Secondly, we investigated in how far reward sensitivity, a personality trait, affected brain responses to calories in the oral cavity (Chapter 4). This because a food’s reward value is highly dependent on its caloric content. Sensitivity to rewards was measured with the Behavioral Activation System Drive scale and was correlated with oral calorie activation from a simple maltodextrin solution and a sucrose sweetened soft drink. Oral calorie activation was obtained by subtracting activation by a non-caloric solution (sucralose solution/non-caloric soft drink) from that by a caloric solution (maltodextrin + sucralose/sucrose sweetened soft drink). We found that neural responses to oral calories from a maltodextrin solution are modulated by reward sensitivity in reward-related areas such as the caudate, amygdala, and ACC. For soft drinks, we found no correlations with reward sensitivity in any reward related area. This discrepancy may be due to the direct detection of maltodextrin, but not sucrose in the oral cavity. However, the absence of this effect in a familiar soft drink warrants further research into its relevance for real life ingestive behavior.
In the last part of this thesis we explored how cognitions modulate the consumption experience. Perceived, rather than actual caloric content, inflicted by calorie food labels, induces cognitive processes that may influence the consumption experience on their own. We tested this in an experiment and found that receipt of a beverage perceived as low- compared to high-caloric induced more activation in the dorsal striatum, a region involved in coding food reward (Chapter 5). As low-calorie labels may appeal especially to the health-minded consumers, we correlated brain responses to the receipt of a beverage perceived as low- compared to high-caloric with health interest (measured with the General health interest subscale of the Health and Taste Attitude Scales). Indeed, health interest scores correlated positively with activation in the dorsal striatum.
Rather than focussing participants’ attention on differences within one food aspect, in Chapter 6 we focussed on selective attention to different food aspects, i.e. pleasantness versus taste intensity versus calories. In the supermarket, food labels and claims often do the same. In the first place, paying attention to hedonics, caloric content or taste intensity predominantly resulted in common brain activation in regions involved in the neural processing of food stimuli, e.g. the insula and thalamus. This likely resulted from ‘bottom-up’ sensory effects, which are more prominent than ‘top-down’ attentional effects. However, small differences were also observed; taste activation was higher during selective attention to intensity compared to calories in the right middle orbitofrontal cortex and during selective attention to pleasantness compared to intensity in the right putamen, right ACC and bilateral middle insula. Overall, these results indicate that statements regarding food properties can alter the consumption experience through attention-driven effects on the activation of gustatory and reward regions.

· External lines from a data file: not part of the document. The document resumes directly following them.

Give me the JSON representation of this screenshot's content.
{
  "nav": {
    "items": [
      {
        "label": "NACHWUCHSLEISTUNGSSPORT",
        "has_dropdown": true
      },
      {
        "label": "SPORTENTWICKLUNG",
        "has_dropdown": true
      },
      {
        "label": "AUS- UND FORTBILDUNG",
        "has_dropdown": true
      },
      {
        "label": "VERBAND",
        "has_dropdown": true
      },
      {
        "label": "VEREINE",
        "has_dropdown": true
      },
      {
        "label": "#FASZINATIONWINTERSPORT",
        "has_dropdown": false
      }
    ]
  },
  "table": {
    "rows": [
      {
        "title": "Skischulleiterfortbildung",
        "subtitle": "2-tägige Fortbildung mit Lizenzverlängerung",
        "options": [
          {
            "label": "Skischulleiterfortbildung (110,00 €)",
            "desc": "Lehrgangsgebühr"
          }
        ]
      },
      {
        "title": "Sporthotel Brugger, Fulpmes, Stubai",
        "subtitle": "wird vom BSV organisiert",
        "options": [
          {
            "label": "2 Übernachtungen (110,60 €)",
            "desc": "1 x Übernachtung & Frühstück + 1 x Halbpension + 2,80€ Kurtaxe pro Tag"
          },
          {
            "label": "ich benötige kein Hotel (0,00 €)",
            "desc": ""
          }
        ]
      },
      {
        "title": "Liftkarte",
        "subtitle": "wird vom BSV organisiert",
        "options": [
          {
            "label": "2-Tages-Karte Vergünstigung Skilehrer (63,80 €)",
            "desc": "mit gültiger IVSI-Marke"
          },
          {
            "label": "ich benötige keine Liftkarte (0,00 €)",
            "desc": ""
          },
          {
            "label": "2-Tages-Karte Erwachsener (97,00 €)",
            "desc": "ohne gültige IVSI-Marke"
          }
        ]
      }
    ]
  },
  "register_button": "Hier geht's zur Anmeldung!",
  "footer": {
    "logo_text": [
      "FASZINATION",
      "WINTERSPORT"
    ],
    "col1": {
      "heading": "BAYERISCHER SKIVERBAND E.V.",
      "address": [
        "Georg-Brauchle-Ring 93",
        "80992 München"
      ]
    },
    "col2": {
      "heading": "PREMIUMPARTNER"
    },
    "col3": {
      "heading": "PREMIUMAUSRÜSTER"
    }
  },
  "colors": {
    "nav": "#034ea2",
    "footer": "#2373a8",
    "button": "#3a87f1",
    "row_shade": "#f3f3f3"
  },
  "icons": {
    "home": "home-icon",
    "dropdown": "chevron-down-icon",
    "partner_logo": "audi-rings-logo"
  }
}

Finally, the general discussion (Chapter 7) describes main finding and conclusions of this thesis. In sum, we showed that food energy content, sugar type, trait reward sensitivity, health interest, food labels and selective attention all modulate taste-related brain activation. In conclusion, these findings indicate that the formation of the final consumption experience is a very multifaceted process that dependents on numerous factors integrated by the brain, of which we are just beginning to grasp its complexity.